__Assignment__: Every record, from first to last, should be written out again exactly.

__Materials provided__:

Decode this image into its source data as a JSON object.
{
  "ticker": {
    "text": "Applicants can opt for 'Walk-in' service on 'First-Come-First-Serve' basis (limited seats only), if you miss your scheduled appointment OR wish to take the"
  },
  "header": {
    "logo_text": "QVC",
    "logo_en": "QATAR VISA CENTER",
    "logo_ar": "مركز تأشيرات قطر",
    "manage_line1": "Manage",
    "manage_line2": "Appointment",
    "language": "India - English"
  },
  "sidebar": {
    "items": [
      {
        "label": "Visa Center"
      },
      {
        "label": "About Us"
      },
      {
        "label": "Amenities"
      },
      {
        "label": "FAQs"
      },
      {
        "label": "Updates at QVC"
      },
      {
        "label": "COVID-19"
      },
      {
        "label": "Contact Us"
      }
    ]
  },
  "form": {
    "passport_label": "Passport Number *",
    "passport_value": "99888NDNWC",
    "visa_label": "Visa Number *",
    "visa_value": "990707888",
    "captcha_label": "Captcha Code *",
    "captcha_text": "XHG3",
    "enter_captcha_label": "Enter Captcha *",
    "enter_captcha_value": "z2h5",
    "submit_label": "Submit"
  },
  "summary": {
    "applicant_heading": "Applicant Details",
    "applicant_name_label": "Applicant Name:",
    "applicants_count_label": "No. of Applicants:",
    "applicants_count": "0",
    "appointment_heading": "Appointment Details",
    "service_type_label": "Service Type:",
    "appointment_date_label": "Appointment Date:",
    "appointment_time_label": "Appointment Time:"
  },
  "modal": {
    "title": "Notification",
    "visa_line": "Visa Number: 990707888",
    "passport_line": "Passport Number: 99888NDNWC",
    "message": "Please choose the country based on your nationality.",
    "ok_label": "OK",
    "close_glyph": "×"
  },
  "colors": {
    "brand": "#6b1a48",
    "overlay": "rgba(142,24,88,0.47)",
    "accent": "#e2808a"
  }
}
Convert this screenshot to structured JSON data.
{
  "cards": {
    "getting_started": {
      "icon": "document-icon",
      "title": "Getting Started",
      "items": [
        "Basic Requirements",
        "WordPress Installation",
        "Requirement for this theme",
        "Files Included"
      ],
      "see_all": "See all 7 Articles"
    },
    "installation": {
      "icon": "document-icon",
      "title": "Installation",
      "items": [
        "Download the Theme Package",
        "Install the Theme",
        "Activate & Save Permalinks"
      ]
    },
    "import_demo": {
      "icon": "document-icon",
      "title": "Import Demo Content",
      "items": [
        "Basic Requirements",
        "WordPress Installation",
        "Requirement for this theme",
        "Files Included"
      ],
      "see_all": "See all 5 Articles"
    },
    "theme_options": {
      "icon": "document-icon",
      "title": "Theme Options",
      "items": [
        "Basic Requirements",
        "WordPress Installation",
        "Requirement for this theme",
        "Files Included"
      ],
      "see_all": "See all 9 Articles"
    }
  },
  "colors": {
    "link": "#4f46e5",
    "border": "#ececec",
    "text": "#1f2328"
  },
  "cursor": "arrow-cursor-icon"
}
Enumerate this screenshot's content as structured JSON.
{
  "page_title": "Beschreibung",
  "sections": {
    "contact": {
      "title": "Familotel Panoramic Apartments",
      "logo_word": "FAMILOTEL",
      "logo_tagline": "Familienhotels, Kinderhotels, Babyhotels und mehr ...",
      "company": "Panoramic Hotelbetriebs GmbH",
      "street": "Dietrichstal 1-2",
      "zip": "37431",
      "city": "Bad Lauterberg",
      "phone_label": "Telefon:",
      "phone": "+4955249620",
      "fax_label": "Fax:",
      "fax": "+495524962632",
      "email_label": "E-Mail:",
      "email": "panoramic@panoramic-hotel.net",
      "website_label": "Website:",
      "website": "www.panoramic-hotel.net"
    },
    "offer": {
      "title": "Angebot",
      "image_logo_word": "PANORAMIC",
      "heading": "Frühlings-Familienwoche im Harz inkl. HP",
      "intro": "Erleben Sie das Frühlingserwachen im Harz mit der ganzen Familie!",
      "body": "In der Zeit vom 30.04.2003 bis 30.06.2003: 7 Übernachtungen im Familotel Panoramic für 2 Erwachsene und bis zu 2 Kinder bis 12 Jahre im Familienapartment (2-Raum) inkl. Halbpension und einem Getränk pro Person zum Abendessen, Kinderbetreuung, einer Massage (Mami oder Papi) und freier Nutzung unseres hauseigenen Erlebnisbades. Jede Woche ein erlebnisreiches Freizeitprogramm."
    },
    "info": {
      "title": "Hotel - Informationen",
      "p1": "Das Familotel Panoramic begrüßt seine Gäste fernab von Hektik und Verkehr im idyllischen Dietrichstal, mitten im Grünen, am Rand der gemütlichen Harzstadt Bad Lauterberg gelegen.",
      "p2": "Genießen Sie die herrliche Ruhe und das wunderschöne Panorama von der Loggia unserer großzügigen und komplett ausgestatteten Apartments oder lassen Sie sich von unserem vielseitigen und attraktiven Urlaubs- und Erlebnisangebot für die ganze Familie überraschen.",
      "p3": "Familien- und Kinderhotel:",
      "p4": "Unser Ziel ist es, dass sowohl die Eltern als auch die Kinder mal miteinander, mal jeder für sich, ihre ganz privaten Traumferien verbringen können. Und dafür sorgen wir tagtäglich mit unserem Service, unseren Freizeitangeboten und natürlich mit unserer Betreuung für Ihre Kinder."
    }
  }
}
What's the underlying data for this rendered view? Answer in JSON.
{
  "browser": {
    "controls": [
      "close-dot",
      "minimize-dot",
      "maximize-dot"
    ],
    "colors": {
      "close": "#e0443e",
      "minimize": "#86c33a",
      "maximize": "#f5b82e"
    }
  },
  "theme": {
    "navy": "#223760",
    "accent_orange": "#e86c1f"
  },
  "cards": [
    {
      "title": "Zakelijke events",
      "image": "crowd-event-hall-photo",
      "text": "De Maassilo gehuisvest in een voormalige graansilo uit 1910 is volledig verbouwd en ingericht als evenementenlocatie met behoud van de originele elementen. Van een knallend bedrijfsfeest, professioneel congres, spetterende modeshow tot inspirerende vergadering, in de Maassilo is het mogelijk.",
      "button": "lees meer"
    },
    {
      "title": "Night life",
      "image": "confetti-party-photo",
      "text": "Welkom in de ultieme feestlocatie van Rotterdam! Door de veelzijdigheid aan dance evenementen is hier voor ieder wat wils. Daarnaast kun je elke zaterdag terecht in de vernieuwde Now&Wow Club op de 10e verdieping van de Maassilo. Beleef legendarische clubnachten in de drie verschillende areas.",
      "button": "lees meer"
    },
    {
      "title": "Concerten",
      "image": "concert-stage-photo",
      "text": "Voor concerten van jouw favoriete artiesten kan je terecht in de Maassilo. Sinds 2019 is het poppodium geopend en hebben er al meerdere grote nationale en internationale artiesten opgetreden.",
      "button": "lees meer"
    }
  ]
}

__Exercise output__:
Decode this image into its source data as a JSON object.
{
  "ticker": {
    "text": "Applicants can opt for 'Walk-in' service on 'First-Come-First-Serve' basis (limited seats only), if you miss your scheduled appointment OR wish to take the"
  },
  "header": {
    "logo_text": "QVC",
    "logo_en": "QATAR VISA CENTER",
    "logo_ar": "مركز تأشيرات قطر",
    "manage_line1": "Manage",
    "manage_line2": "Appointment",
    "language": "India - English"
  },
  "sidebar": {
    "items": [
      {
        "label": "Visa Center"
      },
      {
        "label": "About Us"
      },
      {
        "label": "Amenities"
      },
      {
        "label": "FAQs"
      },
      {
        "label": "Updates at QVC"
      },
      {
        "label": "COVID-19"
      },
      {
        "label": "Contact Us"
      }
    ]
  },
  "form": {
    "passport_label": "Passport Number *",
    "passport_value": "99888NDNWC",
    "visa_label": "Visa Number *",
    "visa_value": "990707888",
    "captcha_label": "Captcha Code *",
    "captcha_text": "XHG3",
    "enter_captcha_label": "Enter Captcha *",
    "enter_captcha_value": "z2h5",
    "submit_label": "Submit"
  },
  "summary": {
    "applicant_heading": "Applicant Details",
    "applicant_name_label": "Applicant Name:",
    "applicants_count_label": "No. of Applicants:",
    "applicants_count": "0",
    "appointment_heading": "Appointment Details",
    "service_type_label": "Service Type:",
    "appointment_date_label": "Appointment Date:",
    "appointment_time_label": "Appointment Time:"
  },
  "modal": {
    "title": "Notification",
    "visa_line": "Visa Number: 990707888",
    "passport_line": "Passport Number: 99888NDNWC",
    "message": "Please choose the country based on your nationality.",
    "ok_label": "OK",
    "close_glyph": "×"
  },
  "colors": {
    "brand": "#6b1a48",
    "overlay": "rgba(142,24,88,0.47)",
    "accent": "#e2808a"
  }
}
Convert this screenshot to structured JSON data.
{
  "cards": {
    "getting_started": {
      "icon": "document-icon",
      "title": "Getting Started",
      "items": [
        "Basic Requirements",
        "WordPress Installation",
        "Requirement for this theme",
        "Files Included"
      ],
      "see_all": "See all 7 Articles"
    },
    "installation": {
      "icon": "document-icon",
      "title": "Installation",
      "items": [
        "Download the Theme Package",
        "Install the Theme",
        "Activate & Save Permalinks"
      ]
    },
    "import_demo": {
      "icon": "document-icon",
      "title": "Import Demo Content",
      "items": [
        "Basic Requirements",
        "WordPress Installation",
        "Requirement for this theme",
        "Files Included"
      ],
      "see_all": "See all 5 Articles"
    },
    "theme_options": {
      "icon": "document-icon",
      "title": "Theme Options",
      "items": [
        "Basic Requirements",
        "WordPress Installation",
        "Requirement for this theme",
        "Files Included"
      ],
      "see_all": "See all 9 Articles"
    }
  },
  "colors": {
    "link": "#4f46e5",
    "border": "#ececec",
    "text": "#1f2328"
  },
  "cursor": "arrow-cursor-icon"
}
Enumerate this screenshot's content as structured JSON.
{
  "page_title": "Beschreibung",
  "sections": {
    "contact": {
      "title": "Familotel Panoramic Apartments",
      "logo_word": "FAMILOTEL",
      "logo_tagline": "Familienhotels, Kinderhotels, Babyhotels und mehr ...",
      "company": "Panoramic Hotelbetriebs GmbH",
      "street": "Dietrichstal 1-2",
      "zip": "37431",
      "city": "Bad Lauterberg",
      "phone_label": "Telefon:",
      "phone": "+4955249620",
      "fax_label": "Fax:",
      "fax": "+495524962632",
      "email_label": "E-Mail:",
      "email": "panoramic@panoramic-hotel.net",
      "website_label": "Website:",
      "website": "www.panoramic-hotel.net"
    },
    "offer": {
      "title": "Angebot",
      "image_logo_word": "PANORAMIC",
      "heading": "Frühlings-Familienwoche im Harz inkl. HP",
      "intro": "Erleben Sie das Frühlingserwachen im Harz mit der ganzen Familie!",
      "body": "In der Zeit vom 30.04.2003 bis 30.06.2003: 7 Übernachtungen im Familotel Panoramic für 2 Erwachsene und bis zu 2 Kinder bis 12 Jahre im Familienapartment (2-Raum) inkl. Halbpension und einem Getränk pro Person zum Abendessen, Kinderbetreuung, einer Massage (Mami oder Papi) und freier Nutzung unseres hauseigenen Erlebnisbades. Jede Woche ein erlebnisreiches Freizeitprogramm."
    },
    "info": {
      "title": "Hotel - Informationen",
      "p1": "Das Familotel Panoramic begrüßt seine Gäste fernab von Hektik und Verkehr im idyllischen Dietrichstal, mitten im Grünen, am Rand der gemütlichen Harzstadt Bad Lauterberg gelegen.",
      "p2": "Genießen Sie die herrliche Ruhe und das wunderschöne Panorama von der Loggia unserer großzügigen und komplett ausgestatteten Apartments oder lassen Sie sich von unserem vielseitigen und attraktiven Urlaubs- und Erlebnisangebot für die ganze Familie überraschen.",
      "p3": "Familien- und Kinderhotel:",
      "p4": "Unser Ziel ist es, dass sowohl die Eltern als auch die Kinder mal miteinander, mal jeder für sich, ihre ganz privaten Traumferien verbringen können. Und dafür sorgen wir tagtäglich mit unserem Service, unseren Freizeitangeboten und natürlich mit unserer Betreuung für Ihre Kinder."
    }
  }
}
What's the underlying data for this rendered view? Answer in JSON.
{
  "browser": {
    "controls": [
      "close-dot",
      "minimize-dot",
      "maximize-dot"
    ],
    "colors": {
      "close": "#e0443e",
      "minimize": "#86c33a",
      "maximize": "#f5b82e"
    }
  },
  "theme": {
    "navy": "#223760",
    "accent_orange": "#e86c1f"
  },
  "cards": [
    {
      "title": "Zakelijke events",
      "image": "crowd-event-hall-photo",
      "text": "De Maassilo gehuisvest in een voormalige graansilo uit 1910 is volledig verbouwd en ingericht als evenementenlocatie met behoud van de originele elementen. Van een knallend bedrijfsfeest, professioneel congres, spetterende modeshow tot inspirerende vergadering, in de Maassilo is het mogelijk.",
      "button": "lees meer"
    },
    {
      "title": "Night life",
      "image": "confetti-party-photo",
      "text": "Welkom in de ultieme feestlocatie van Rotterdam! Door de veelzijdigheid aan dance evenementen is hier voor ieder wat wils. Daarnaast kun je elke zaterdag terecht in de vernieuwde Now&Wow Club op de 10e verdieping van de Maassilo. Beleef legendarische clubnachten in de drie verschillende areas.",
      "button": "lees meer"
    },
    {
      "title": "Concerten",
      "image": "concert-stage-photo",
      "text": "Voor concerten van jouw favoriete artiesten kan je terecht in de Maassilo. Sinds 2019 is het poppodium geopend en hebben er al meerdere grote nationale en internationale artiesten opgetreden.",
      "button": "lees meer"
    }
  ]
}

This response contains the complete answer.